* [Task] Every line of the following records that includes "JSON" should be copied.

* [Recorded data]
*** Block opens ***

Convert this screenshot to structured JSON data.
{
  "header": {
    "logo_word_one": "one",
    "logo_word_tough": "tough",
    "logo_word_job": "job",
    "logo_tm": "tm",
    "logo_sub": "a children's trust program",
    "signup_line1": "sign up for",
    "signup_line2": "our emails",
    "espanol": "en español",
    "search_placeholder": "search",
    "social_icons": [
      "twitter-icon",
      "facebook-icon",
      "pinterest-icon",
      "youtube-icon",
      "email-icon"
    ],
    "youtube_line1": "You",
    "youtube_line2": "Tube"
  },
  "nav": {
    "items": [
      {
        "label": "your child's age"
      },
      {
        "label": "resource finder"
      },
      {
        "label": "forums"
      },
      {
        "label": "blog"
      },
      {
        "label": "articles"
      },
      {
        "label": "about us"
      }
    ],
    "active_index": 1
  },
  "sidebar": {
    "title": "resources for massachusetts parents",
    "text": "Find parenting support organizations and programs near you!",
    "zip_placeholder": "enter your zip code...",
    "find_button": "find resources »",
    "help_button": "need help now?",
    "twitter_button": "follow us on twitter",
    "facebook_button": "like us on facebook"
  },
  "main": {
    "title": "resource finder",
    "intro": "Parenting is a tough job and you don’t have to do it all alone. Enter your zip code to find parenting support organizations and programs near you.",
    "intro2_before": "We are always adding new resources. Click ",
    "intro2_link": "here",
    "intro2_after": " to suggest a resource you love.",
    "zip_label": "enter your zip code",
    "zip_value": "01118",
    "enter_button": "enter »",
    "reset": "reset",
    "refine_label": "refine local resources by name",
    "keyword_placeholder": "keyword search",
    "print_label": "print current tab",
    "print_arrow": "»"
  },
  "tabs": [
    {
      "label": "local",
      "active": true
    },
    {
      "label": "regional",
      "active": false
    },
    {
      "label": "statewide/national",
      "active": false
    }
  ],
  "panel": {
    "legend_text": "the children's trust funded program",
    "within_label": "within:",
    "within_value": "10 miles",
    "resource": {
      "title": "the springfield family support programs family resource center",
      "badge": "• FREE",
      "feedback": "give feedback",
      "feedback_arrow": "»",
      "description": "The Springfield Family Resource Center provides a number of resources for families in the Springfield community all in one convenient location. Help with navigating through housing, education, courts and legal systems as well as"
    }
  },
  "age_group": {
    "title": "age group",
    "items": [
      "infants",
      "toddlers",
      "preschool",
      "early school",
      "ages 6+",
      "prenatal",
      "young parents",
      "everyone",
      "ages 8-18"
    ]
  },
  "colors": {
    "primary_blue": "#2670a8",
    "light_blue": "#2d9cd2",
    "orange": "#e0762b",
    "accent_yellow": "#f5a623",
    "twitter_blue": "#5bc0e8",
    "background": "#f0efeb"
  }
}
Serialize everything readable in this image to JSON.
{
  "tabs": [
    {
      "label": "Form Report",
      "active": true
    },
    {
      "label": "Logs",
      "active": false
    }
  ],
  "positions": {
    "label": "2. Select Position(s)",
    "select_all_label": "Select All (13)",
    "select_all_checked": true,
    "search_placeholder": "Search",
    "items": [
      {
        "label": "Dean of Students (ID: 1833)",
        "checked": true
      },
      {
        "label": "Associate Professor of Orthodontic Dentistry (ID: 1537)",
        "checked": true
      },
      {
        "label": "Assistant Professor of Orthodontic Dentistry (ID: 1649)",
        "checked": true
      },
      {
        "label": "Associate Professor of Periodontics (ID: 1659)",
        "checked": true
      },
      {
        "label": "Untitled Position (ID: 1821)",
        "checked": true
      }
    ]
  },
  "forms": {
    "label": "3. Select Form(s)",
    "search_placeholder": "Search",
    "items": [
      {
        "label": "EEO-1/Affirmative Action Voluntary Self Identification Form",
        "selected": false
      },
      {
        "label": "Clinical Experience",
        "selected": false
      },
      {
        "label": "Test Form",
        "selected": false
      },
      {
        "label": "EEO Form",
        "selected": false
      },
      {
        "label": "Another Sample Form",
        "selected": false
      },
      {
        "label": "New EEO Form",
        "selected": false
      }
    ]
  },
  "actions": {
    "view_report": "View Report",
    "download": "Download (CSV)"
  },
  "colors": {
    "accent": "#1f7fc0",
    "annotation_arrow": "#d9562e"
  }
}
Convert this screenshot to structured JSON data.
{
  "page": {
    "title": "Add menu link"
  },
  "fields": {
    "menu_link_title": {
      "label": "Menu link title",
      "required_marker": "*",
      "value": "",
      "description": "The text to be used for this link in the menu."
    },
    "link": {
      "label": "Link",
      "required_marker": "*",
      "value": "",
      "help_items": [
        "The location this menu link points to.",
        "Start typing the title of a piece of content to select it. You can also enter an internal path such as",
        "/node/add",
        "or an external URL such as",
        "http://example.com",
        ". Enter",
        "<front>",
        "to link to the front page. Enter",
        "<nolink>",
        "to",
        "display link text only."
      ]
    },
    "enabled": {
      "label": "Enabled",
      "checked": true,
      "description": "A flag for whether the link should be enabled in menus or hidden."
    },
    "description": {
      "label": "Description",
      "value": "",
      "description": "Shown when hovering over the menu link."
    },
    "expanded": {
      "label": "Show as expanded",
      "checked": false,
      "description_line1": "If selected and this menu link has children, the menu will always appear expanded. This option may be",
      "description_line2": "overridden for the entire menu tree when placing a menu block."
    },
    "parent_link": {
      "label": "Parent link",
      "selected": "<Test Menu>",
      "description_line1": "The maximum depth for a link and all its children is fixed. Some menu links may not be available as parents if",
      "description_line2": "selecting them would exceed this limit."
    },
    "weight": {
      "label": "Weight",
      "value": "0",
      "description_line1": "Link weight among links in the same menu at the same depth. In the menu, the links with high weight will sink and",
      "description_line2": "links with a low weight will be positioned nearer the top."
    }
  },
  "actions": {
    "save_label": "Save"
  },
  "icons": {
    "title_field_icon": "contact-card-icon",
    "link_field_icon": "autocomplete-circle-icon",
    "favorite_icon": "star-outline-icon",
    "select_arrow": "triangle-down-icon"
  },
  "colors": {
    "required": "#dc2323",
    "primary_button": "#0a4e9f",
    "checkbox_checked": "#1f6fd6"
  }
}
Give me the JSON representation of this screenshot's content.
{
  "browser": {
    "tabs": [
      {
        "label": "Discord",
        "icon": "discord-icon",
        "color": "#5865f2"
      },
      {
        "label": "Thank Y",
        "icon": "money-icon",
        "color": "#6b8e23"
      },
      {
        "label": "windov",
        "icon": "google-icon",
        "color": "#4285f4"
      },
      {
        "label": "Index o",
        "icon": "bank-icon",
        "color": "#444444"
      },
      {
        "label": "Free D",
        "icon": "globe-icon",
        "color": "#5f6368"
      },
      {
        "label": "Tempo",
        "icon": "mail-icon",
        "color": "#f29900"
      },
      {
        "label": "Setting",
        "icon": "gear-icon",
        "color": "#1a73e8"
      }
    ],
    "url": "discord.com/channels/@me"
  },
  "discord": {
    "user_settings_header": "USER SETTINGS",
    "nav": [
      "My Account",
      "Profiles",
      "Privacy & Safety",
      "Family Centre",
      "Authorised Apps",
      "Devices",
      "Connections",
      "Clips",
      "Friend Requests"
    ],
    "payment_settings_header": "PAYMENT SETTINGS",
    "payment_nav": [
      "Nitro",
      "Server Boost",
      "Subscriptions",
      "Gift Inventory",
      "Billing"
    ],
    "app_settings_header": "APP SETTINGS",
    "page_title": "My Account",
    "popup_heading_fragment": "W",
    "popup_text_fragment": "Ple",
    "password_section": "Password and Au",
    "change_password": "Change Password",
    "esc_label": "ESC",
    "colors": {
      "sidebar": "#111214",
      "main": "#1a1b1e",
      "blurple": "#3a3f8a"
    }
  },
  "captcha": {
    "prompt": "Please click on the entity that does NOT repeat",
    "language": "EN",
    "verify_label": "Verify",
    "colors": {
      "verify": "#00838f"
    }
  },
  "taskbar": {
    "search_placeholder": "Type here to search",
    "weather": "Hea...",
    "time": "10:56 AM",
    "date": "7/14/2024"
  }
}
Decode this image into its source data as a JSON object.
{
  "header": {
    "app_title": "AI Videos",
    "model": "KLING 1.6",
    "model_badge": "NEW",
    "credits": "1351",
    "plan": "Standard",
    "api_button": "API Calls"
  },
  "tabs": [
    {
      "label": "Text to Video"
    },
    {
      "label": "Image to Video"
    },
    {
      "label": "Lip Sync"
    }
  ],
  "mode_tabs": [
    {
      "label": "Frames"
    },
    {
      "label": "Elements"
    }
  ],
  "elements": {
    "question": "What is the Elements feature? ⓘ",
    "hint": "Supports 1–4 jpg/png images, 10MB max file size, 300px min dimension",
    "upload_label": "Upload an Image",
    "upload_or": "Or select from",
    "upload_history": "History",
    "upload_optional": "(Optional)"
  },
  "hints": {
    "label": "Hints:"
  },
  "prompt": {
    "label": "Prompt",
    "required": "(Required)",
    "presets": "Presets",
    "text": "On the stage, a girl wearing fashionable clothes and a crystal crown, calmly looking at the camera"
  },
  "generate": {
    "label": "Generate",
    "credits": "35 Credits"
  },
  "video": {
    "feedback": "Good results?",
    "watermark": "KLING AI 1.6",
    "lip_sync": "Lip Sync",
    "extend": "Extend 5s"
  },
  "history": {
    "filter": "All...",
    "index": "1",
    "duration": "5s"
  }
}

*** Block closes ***

* [Completed exercise]
Convert this screenshot to structured JSON data.
Serialize everything readable in this image to JSON.
Convert this screenshot to structured JSON data.
Give me the JSON representation of this screenshot's content.
Decode this image into its source data as a JSON object.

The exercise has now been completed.